Stored records
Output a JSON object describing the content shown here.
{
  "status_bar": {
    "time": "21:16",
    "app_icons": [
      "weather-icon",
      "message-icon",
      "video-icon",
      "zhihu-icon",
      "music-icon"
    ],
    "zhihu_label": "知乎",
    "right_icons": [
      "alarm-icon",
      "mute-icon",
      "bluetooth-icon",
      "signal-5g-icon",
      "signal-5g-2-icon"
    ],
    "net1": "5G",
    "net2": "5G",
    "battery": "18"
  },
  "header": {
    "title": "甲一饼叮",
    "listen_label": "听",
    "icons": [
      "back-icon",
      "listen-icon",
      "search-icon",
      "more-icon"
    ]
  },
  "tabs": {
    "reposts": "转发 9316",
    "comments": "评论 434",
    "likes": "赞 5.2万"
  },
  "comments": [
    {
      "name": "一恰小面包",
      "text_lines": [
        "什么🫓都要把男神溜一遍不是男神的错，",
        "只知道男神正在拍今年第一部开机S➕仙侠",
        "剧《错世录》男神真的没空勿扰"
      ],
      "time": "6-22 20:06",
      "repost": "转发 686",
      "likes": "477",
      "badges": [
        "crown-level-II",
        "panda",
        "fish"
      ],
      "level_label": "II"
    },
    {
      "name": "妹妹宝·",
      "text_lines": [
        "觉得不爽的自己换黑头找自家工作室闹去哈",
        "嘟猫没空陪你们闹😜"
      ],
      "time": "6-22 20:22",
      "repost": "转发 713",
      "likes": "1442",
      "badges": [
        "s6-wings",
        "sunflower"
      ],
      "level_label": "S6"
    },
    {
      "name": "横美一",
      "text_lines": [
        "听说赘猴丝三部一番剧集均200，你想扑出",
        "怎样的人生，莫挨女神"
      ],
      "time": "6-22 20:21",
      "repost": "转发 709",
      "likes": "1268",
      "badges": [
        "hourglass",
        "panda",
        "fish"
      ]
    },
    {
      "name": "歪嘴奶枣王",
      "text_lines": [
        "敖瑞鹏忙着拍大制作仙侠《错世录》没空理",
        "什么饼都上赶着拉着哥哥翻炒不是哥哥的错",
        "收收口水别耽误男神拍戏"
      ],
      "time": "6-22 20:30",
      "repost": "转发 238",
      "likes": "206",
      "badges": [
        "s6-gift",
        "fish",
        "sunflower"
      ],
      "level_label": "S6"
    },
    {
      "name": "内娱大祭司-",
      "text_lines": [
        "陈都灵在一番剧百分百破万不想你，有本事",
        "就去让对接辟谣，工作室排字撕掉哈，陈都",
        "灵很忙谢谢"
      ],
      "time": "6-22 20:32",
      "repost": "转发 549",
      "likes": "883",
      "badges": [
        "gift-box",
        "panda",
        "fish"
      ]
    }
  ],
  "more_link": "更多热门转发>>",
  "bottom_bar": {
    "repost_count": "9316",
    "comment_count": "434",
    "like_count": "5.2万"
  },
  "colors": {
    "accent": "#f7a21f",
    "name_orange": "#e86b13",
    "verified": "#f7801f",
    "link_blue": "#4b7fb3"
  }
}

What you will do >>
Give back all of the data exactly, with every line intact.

Reply to the task >>
Output a JSON object describing the content shown here.
{
  "status_bar": {
    "time": "21:16",
    "app_icons": [
      "weather-icon",
      "message-icon",
      "video-icon",
      "zhihu-icon",
      "music-icon"
    ],
    "zhihu_label": "知乎",
    "right_icons": [
      "alarm-icon",
      "mute-icon",
      "bluetooth-icon",
      "signal-5g-icon",
      "signal-5g-2-icon"
    ],
    "net1": "5G",
    "net2": "5G",
    "battery": "18"
  },
  "header": {
    "title": "甲一饼叮",
    "listen_label": "听",
    "icons": [
      "back-icon",
      "listen-icon",
      "search-icon",
      "more-icon"
    ]
  },
  "tabs": {
    "reposts": "转发 9316",
    "comments": "评论 434",
    "likes": "赞 5.2万"
  },
  "comments": [
    {
      "name": "一恰小面包",
      "text_lines": [
        "什么🫓都要把男神溜一遍不是男神的错，",
        "只知道男神正在拍今年第一部开机S➕仙侠",
        "剧《错世录》男神真的没空勿扰"
      ],
      "time": "6-22 20:06",
      "repost": "转发 686",
      "likes": "477",
      "badges": [
        "crown-level-II",
        "panda",
        "fish"
      ],
      "level_label": "II"
    },
    {
      "name": "妹妹宝·",
      "text_lines": [
        "觉得不爽的自己换黑头找自家工作室闹去哈",
        "嘟猫没空陪你们闹😜"
      ],
      "time": "6-22 20:22",
      "repost": "转发 713",
      "likes": "1442",
      "badges": [
        "s6-wings",
        "sunflower"
      ],
      "level_label": "S6"
    },
    {
      "name": "横美一",
      "text_lines": [
        "听说赘猴丝三部一番剧集均200，你想扑出",
        "怎样的人生，莫挨女神"
      ],
      "time": "6-22 20:21",
      "repost": "转发 709",
      "likes": "1268",
      "badges": [
        "hourglass",
        "panda",
        "fish"
      ]
    },
    {
      "name": "歪嘴奶枣王",
      "text_lines": [
        "敖瑞鹏忙着拍大制作仙侠《错世录》没空理",
        "什么饼都上赶着拉着哥哥翻炒不是哥哥的错",
        "收收口水别耽误男神拍戏"
      ],
      "time": "6-22 20:30",
      "repost": "转发 238",
      "likes": "206",
      "badges": [
        "s6-gift",
        "fish",
        "sunflower"
      ],
      "level_label": "S6"
    },
    {
      "name": "内娱大祭司-",
      "text_lines": [
        "陈都灵在一番剧百分百破万不想你，有本事",
        "就去让对接辟谣，工作室排字撕掉哈，陈都",
        "灵很忙谢谢"
      ],
      "time": "6-22 20:32",
      "repost": "转发 549",
      "likes": "883",
      "badges": [
        "gift-box",
        "panda",
        "fish"
      ]
    }
  ],
  "more_link": "更多热门转发>>",
  "bottom_bar": {
    "repost_count": "9316",
    "comment_count": "434",
    "like_count": "5.2万"
  },
  "colors": {
    "accent": "#f7a21f",
    "name_orange": "#e86b13",
    "verified": "#f7801f",
    "link_blue": "#4b7fb3"
  }
}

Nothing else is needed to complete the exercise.